Never trust a stranger: Secure social networking

Share this article:
Rob Rachwald, director of security strategy, Imperva
Rob Rachwald, director of security strategy, Imperva

Recently, Facebook admitted that 83 million – about the population of Egypt, Germany or Ethiopia – accounts are phony. Who are the phonies? No one can say for sure, but it's a safe bet that they're not charity workers or clergy. Consequently, now is a good time to remind you of what your mom likely taught: “Never trust a stranger.” Especially online.

The internet has enabled many things – among them is the ability to communicate with anonymous or unknown individuals. But have you ever thought that the person you're talking to might be a hacker? Social networks, like Facebook, are valued by information diggers because they contain personally identifiable information (PII), as well as general personal information.

This type of data can be used for various purposes. With enough information a hacker can even gain control of a user's other online accounts; for example, using the “forgot password” feature that exists in many social networks. This feature requires a person to identify themselves by supplying an answer to a pre-determined personal question, such as the name of a pet, or a hometown high school. More often than not, a hacker can retrieve this type of information by viewing publicly available information on a social network profile. As soon as a hacker is able to access the password to your profile, the odds are that they will also get the password for your email and bank accounts. Game over.

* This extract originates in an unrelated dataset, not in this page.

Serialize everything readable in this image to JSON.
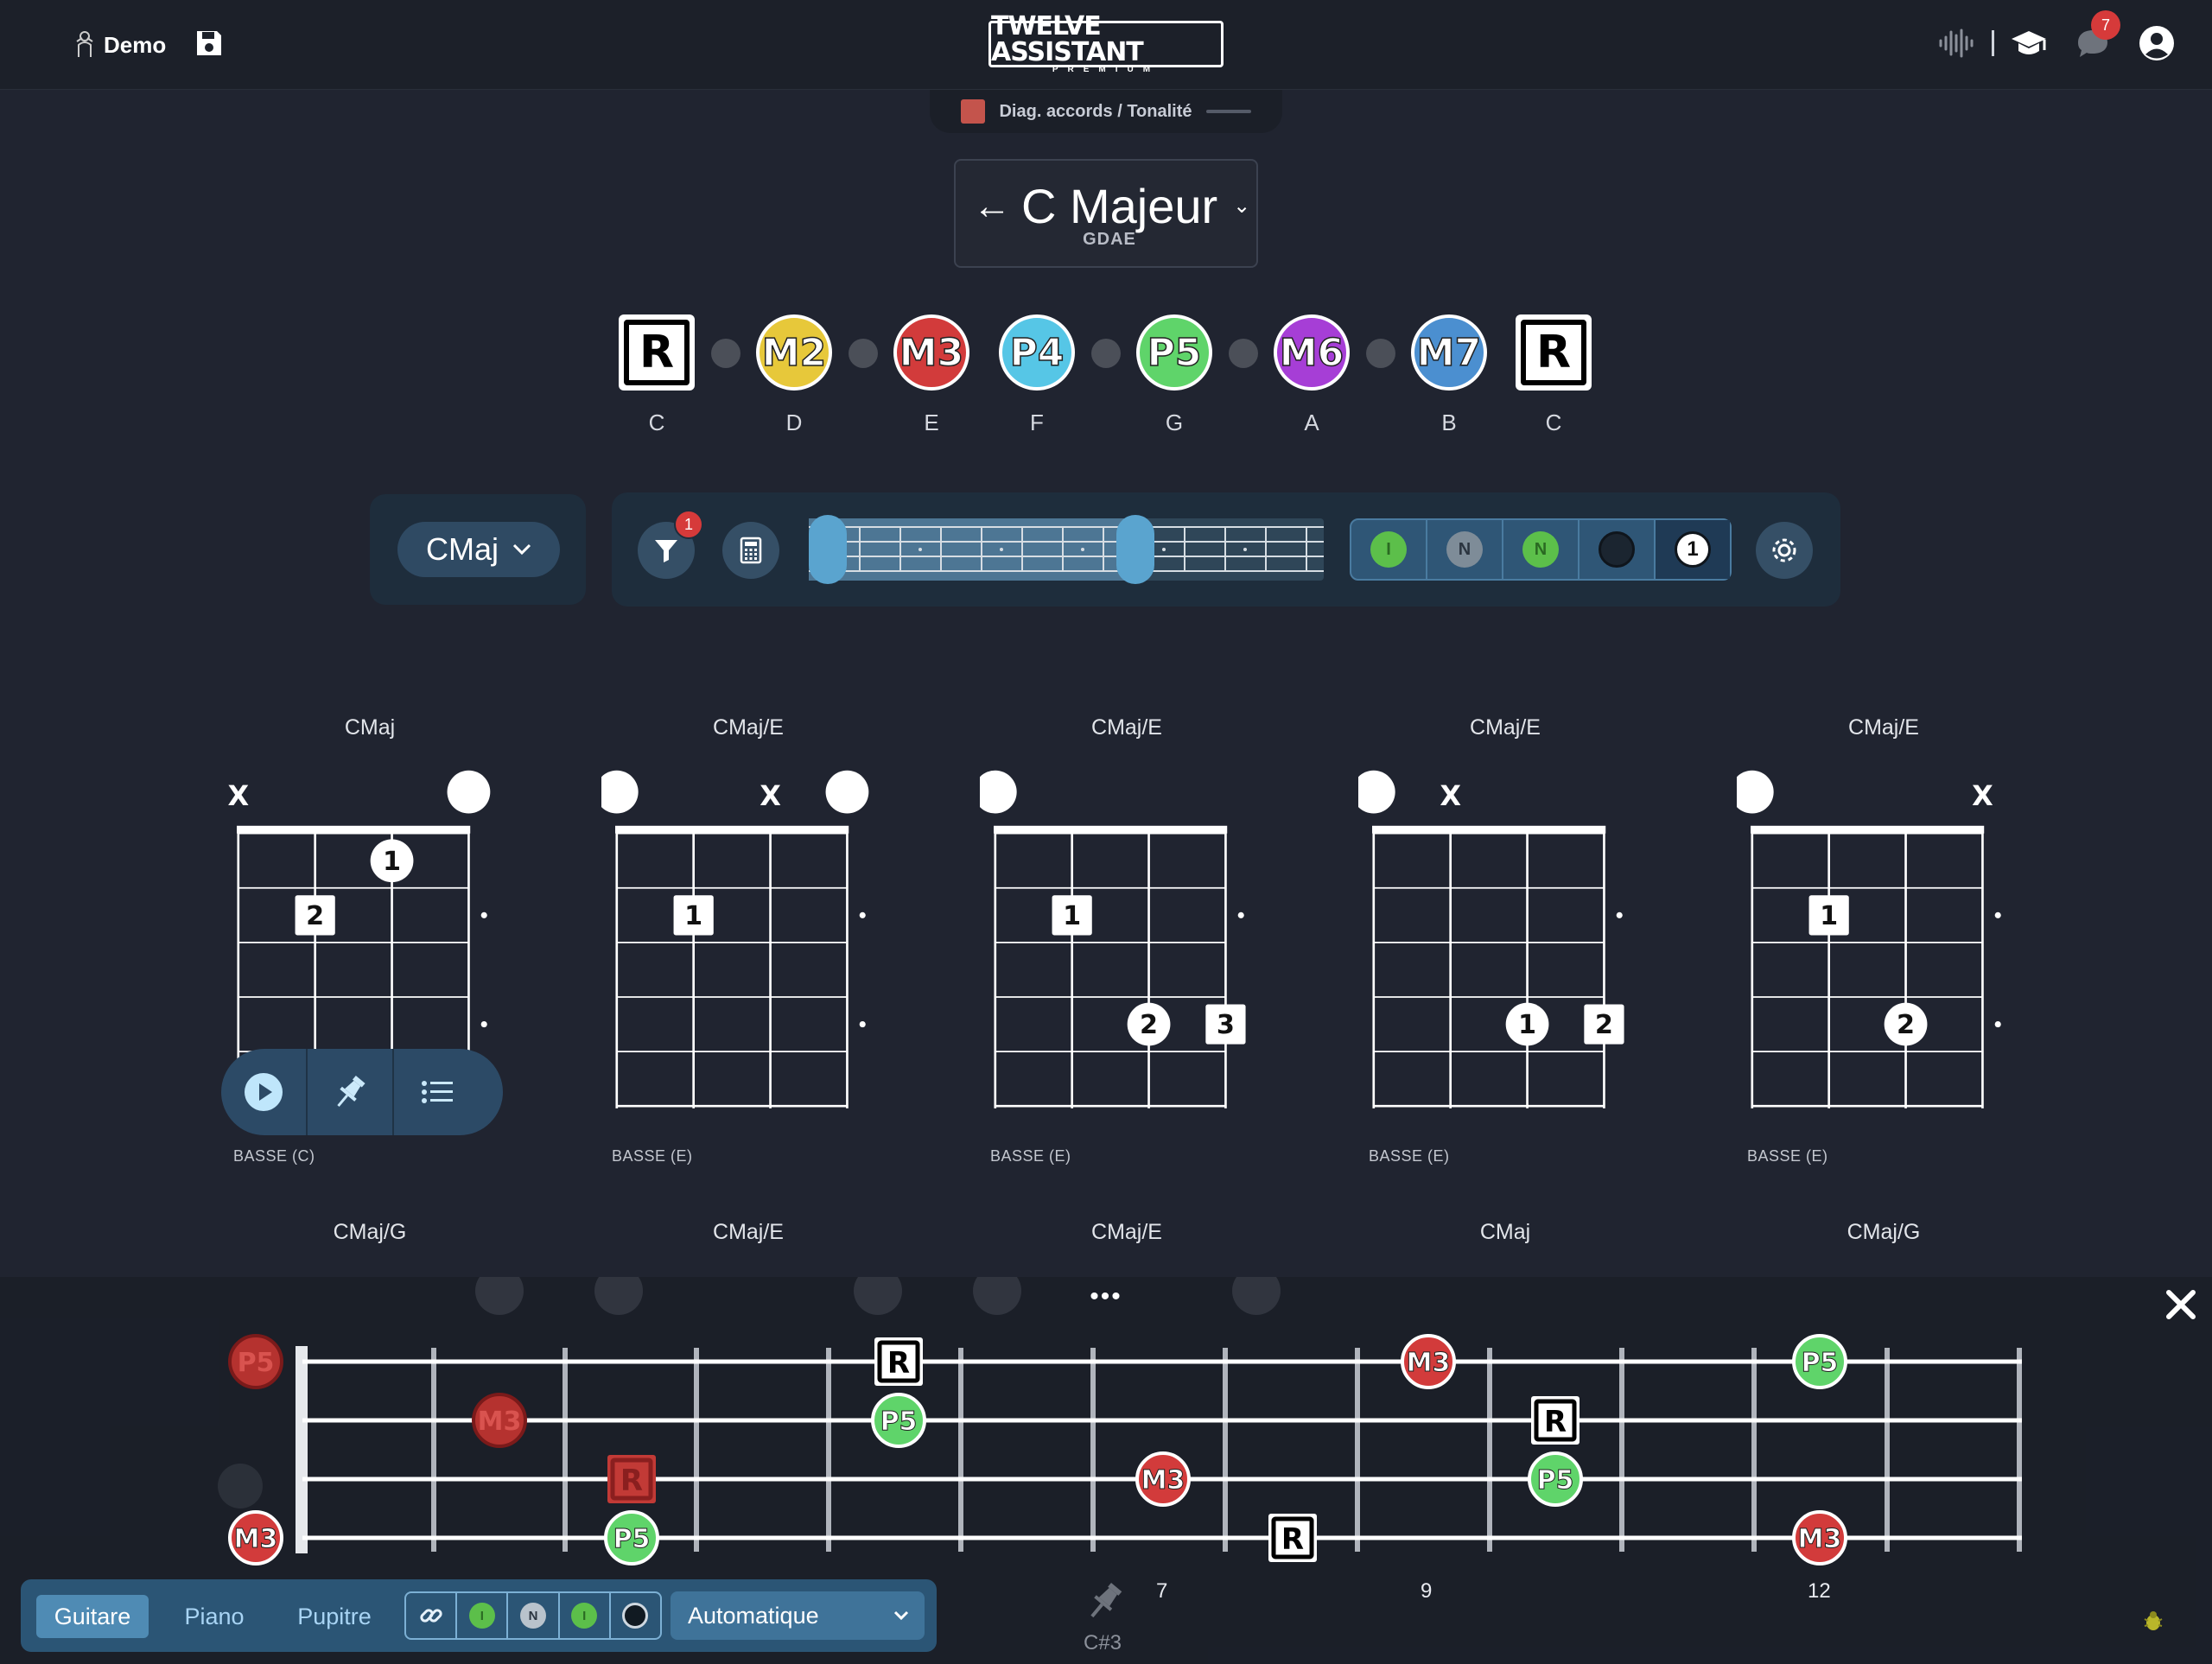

Since social networks are all about “friends,” getting hold of a victim's account will provide the hacker knowledge of that victim's circle of friends. Once the hacker has access, they can pose as a trusted friend, creating phishing messages containing links to malware or including malware-laden files. Because the messages purportedly come from a “friend,” the victim may be more susceptible to follow the links or open the attachments.

We've established that the main method to gain access to the account of a specific user is getting the password. But how can this be accomplished? There are myriad ways:

  • Malware: Keystroke loggers can record a user's activity, including passwords for different applications. This malware can be installed through social engineering techniques circulated via email or over a social network, like Facebook, that encourage a user to download a malicious application masquerading as a legitimate one.
  • Phishing: By creating a mock login page, hackers can attempt to deceive users into divulging their login credentials. Once the hackers have the login information, they can then access the user's profile, gaining access to their network of friends and other personal information.
  • Bruteforce: Hackers can repeatedly attempt to guess a user's password. This technique can be especially effective against users with easy-to-guess passwords, like “password” or “12345.”

Hackers communicate with each other in online hacking forums, selling services to teach other hackers how to use the above methods to breach the accounts of unsuspecting users.

If users don't take the appropriate precautions to protect their social networking profiles, there can be nasty consequences – not just for the user, but also for their employers, families and greater communities.

This spring, MilitarySingles.com, a dating website for members of the military, was compromised by hackers, resulting in the publishing of names, email addresses and passwords for more than 150,000 of the site's members. This breach was likely caused by uploading a malicious file masquerading as a .JPEG attachment through a PHP application on the website.

The pervasiveness of PHP applications on the web, combined with the tendency of social media users to increasingly reveal private information, can create a serious security risk. In the case of MilitarySingles.com, the personally identifiable information of members of the U.S. military was accessed, giving hackers access to the email accounts of military members and, arguably, access to potentially damaging secrets.

For the above reasons, it's important for social media users to take the following precautions:

  • Take advantage of privacy restrictions: The less visible your personal information is, the more difficult it is for hackers to obtain. Ensure that information is only available to those you choose to connect with over social media. Most people, for example, fail to consider a simple defense mechanisms: 
    • Don't use your real name.
    • Remove your information from Google search crawlers.
    • Turn off a social network's information sharing functionality. For example, Facebook's “Platform” should be turned off so your browsing history cannot be tracked.
  • Connect only with people that you know: By whittling down your “friends” to those only that you know personally, you will minimize your risk of becoming a victim.
  • Implement restrictions on social media if necessary: The MilitarySingles breach shows that carelessness on social media sites can have potentially dire consequences. Organizations should take necessary precautions to ensure that members are protected from potential breaches via social media, even if that means restricting them from participating.

As long as social networking continues to be a preferred forum for connecting and communicating with other people, hackers will turn their attention to subversion.

Share this article:

Sign up to our newsletters

More in Opinions

The cool factor: New tech in banking has an edge

The cool factor: New tech in banking has ...

Disruption is expected; financial crime should be, too.

Me and my job: James Hill senior security architect, Consolidated Data Services

Me and my job: James Hill senior security ...

James Hill senior security architect, Consolidated Data Services (CDS), discusses his role at his organization.

Ahead in the cloud

Ahead in the cloud

Growth businesses are always looking for flexible ways of working that reduce capital and running costs, while securely delivering the data users need, when and where they need it.